> _Supplied entries_:
.....
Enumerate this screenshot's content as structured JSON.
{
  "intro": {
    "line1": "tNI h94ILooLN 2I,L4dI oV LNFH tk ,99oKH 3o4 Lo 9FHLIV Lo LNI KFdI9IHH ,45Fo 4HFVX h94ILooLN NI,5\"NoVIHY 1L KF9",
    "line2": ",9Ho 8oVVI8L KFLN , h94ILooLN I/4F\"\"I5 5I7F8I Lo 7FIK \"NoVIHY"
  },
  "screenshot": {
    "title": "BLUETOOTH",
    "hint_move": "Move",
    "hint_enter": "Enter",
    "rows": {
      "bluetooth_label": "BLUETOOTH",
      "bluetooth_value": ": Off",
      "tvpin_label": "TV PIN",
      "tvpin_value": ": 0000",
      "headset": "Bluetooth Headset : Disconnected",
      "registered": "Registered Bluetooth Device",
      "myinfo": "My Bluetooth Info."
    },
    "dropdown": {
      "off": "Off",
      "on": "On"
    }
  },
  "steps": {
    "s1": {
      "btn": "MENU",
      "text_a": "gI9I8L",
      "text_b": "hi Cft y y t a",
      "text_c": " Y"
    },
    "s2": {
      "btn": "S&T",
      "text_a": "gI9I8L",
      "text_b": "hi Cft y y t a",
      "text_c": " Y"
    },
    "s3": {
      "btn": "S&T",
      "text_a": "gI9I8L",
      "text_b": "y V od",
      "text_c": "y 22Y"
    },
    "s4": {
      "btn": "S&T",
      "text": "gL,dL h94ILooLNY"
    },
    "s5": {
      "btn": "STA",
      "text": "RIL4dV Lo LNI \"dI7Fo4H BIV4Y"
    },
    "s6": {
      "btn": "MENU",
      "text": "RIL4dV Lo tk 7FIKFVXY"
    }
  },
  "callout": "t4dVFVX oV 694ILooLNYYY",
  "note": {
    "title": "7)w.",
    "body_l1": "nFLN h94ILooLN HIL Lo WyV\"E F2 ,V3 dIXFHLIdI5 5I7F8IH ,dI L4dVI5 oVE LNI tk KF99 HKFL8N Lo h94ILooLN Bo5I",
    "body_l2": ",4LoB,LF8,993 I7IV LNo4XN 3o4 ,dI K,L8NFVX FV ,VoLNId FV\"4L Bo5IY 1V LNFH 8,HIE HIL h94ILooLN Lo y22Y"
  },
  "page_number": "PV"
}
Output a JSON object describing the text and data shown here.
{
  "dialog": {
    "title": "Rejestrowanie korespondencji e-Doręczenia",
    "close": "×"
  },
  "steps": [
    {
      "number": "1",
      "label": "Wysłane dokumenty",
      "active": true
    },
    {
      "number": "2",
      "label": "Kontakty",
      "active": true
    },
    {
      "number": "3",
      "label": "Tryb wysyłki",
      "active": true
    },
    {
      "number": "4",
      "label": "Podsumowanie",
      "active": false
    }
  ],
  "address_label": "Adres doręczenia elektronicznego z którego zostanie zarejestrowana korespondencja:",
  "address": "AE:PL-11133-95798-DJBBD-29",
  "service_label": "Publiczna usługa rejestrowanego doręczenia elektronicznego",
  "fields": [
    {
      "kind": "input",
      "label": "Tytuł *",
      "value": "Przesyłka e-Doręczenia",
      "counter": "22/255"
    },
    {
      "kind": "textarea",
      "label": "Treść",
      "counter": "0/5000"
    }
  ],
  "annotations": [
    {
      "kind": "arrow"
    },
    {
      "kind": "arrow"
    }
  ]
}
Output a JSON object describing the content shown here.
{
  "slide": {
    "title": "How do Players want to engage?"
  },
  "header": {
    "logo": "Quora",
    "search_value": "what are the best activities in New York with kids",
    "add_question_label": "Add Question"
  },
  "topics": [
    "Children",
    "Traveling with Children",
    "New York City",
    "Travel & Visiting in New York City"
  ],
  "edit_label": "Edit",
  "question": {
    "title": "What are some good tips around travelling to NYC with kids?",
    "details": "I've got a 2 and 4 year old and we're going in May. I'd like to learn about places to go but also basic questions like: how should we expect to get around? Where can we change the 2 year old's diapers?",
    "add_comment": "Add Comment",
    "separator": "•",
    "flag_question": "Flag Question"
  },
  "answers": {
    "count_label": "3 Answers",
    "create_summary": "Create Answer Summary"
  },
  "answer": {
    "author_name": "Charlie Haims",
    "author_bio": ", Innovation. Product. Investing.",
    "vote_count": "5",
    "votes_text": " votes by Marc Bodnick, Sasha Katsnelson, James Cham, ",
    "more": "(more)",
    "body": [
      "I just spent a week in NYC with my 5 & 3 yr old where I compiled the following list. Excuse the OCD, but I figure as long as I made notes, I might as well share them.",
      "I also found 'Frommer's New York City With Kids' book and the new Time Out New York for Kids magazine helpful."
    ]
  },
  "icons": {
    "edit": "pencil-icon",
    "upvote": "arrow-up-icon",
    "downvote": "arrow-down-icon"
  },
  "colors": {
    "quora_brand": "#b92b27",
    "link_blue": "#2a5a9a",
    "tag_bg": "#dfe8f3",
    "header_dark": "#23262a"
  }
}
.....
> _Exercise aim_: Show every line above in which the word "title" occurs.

> _Solution_:
    "title": "BLUETOOTH",
    "title": "7)w.",
    "title": "Rejestrowanie korespondencji e-Doręczenia",
    "title": "How do Players want to engage?"
    "title": "What are some good tips around travelling to NYC with kids?",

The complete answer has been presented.